A seafarer can be subjected to physical and mental stress and strain; these responsibilities cause heavy burdens on one’s shoulders all these years, and certainly contribute to the development of one’s condition on board the vessel.
While on board the vessel, a seafarer may be confronted with situations that will involve untimely repatriation, either he was dismissed or that he suffered from an injury or illness, or worse, if he dies.
In the event that his concerns fell in deaf ears, a seafarer might resort to legal action before the National Labor Relations Commission (NLRC) or National Conciliation and Mediation Board (NCMB) to assert his monetary claims for:
(a) termination disputes (or illegal dismissal cases)
(b) money claims arising out of employer-employee relationship or by virtue of any law or contract, involving Filipino workers for overseas employment, including nonpayment or underpayment of wages, claims for disability or death benefits, actual, moral, exemplary and other forms of damages and other cases as may be provided by law.
There are two arbitration routes – the NLRC for mandatory Arbitration and the NCMB for voluntary arbitration. The process is based solely on documents – there is no facility for oral witness testimony or for arguments to be presented verbally to the Labor Arbiter in the NLRC or Voluntary Abitrators in the NCMB.
The filing of a Single Entry Approach (SEnA) initiates the Proceedings in both the NLRC and NCMB which entails the attendance of the parties, without lawyers, at mandatory conferences aimed at settling the claims without the need for matters to progress further. This is followed by at least two further mandatory conferences, which the parties’ lawyers also attend, and which are again aimed at reaching settlement.
If settlement is not reached, the claims then proceed to filing of the first pleading – the Position Paper setting out their respective arguments. The Complainant (seafarer) will explain why he believes he is entitled to what he is claiming, and the Respondent (Shipowner/employer) will raise contrary opinions.
After the Position Papers, parties will file a Reply in which they rebut the arguments in the other party’s Position Paper. The final pleading – the Rejoinder– is then filed, in which the parties respond to the arguments in the other’s Reply.
Once these pleadings are all filed, the claim is deemed “submitted for resolution” by the Labor Arbiter (NLRC) or Panel of Voluntary Arbitrators (NCMB). The time in which a decision is delivered is variable.

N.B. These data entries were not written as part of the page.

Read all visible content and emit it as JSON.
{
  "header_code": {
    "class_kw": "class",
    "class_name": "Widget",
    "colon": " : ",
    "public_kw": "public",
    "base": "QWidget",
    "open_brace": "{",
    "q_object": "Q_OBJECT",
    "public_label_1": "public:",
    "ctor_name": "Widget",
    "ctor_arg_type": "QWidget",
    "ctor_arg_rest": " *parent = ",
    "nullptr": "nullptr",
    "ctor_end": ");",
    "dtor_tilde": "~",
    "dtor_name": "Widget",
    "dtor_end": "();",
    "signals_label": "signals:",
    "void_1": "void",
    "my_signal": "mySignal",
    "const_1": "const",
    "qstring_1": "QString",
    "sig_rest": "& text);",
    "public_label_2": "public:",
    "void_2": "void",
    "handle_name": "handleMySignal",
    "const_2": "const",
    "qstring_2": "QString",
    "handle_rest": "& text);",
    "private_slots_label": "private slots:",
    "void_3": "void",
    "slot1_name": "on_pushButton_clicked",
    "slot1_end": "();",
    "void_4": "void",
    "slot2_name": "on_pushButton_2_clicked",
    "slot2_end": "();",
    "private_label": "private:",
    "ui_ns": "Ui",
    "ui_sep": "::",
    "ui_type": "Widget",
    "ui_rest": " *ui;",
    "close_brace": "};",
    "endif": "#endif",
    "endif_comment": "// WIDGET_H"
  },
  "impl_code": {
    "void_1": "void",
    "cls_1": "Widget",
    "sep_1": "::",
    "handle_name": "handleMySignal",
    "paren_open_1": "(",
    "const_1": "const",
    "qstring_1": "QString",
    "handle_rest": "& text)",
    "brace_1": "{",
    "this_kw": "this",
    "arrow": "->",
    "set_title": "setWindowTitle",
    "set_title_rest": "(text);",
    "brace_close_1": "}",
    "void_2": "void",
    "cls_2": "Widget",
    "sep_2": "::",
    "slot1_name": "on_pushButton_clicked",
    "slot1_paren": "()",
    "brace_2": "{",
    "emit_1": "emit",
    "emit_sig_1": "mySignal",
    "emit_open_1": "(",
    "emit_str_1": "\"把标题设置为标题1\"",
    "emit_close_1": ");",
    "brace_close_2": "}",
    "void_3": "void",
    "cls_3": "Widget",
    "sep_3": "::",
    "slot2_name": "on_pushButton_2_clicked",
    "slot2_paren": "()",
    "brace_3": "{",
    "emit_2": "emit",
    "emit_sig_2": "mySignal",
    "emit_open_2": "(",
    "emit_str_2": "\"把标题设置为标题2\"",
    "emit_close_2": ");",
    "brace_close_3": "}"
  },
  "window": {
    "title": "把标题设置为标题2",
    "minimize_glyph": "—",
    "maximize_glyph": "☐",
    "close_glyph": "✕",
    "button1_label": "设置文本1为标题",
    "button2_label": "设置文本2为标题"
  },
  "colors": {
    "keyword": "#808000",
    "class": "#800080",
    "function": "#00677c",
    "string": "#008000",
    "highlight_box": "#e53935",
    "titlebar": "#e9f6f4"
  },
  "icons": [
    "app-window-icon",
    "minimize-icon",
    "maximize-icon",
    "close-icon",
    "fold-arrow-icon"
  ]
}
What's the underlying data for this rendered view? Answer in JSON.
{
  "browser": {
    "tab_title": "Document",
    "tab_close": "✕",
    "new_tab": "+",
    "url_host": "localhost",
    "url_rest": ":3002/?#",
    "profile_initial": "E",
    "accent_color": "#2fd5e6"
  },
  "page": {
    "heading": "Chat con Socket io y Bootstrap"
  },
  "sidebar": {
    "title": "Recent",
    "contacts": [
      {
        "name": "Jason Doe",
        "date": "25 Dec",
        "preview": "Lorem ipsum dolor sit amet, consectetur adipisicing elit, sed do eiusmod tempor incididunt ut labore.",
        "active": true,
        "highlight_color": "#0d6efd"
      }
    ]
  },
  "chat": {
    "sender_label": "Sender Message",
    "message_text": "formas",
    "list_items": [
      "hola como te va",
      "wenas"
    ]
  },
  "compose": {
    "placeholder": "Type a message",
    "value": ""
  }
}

It is generally expected within 3 – 6 months but can commonly take longer.
When the decision is delivered, the next step differs between the NLRC and NCMB.
In the NLRC, the unsuccessful party can file an Appeal to the Commission (NLRC). They have 10 days to do so. The Appeal, if pursued by the shipowner, must be secured by a bond.
When the decision on the Appeal is delivered, the unsuccessful party can file a Motion for Reconsideration within 10 days from receipt of the decision.
In the NCMB, there is no appeal stage. Instead, the unsuccessful party who wishes to contest the decision must file a Motion for Reconsideration.
When the decision on the Motion for Reconsideration is delivered, the unsuccessful party can elevate the claim to the Court of Appeals. This is done via a Petition for Certiorari from the NLRC or a Petition for Review from the NCMB.
The denial of a Motion for Reconsideration also means that any award of damages to a seafarer becomes “final and executory” within 10 days from receipt of the decision unless the Court of Appeals issues a Temporary Restraining Order (TRO).
Final and executory means that the seafarer can file a Motion seeking the issuance of a Writ of Execution, which, if granted, will entitle him to payment of the award of damages.
When the decision on the Petition is issued, the unsuccessful party has a final chance of redress by applying to the Supreme Court. The decision rendered here is final, and no further appeal is possible.
If the decision in relation to the Petition for Certiorari/Review, or from the Supreme Court favors the shipowner, they are entitled to restitution of the award previously paid out, once the case reaches finality and the corresponding Entry of Judgment has been issued.
Atty. Dennis R. Gorecho is a graduate of the University of the Philippines’ College of Law (1998) and currently a junior partner at Sapalo Velez Bundang Bulilan (SVBB) law offices. He heads the seafarers’ division.
He is a speaker on nationwide paralegal seminars on seafarers’ rights and presently the executive vice president of the Maritime Law Association of the Philippines (MARLAW). He is also an active member of the Maritime Forum, Inc., the National Seafarers Day (NSD) committee and International Pro Bono Network.
The SVBB law works hand in hand with various seafarers’ welfare organizations such as the Apostleship of the Seas (AOS) Philippines, Luneta Seafarers Welfare Foundation (LUSWELF), International Seafarers Welfare Assistance Network (ISWAN), and United Filipino Seafarers (UFS).
Atty. Gorecho is also a legal commentator on maritime issues on print, radio and TV, and co-anchor of the radio program “Bantay OCW Usapang Marino” aired over Radio Inquirer dzIQ every Wednesday, 10:30 a.m. to 12 noon. (For comments, email firstname.lastname@example.org, or call 09175025808 or 09088665786.)/PN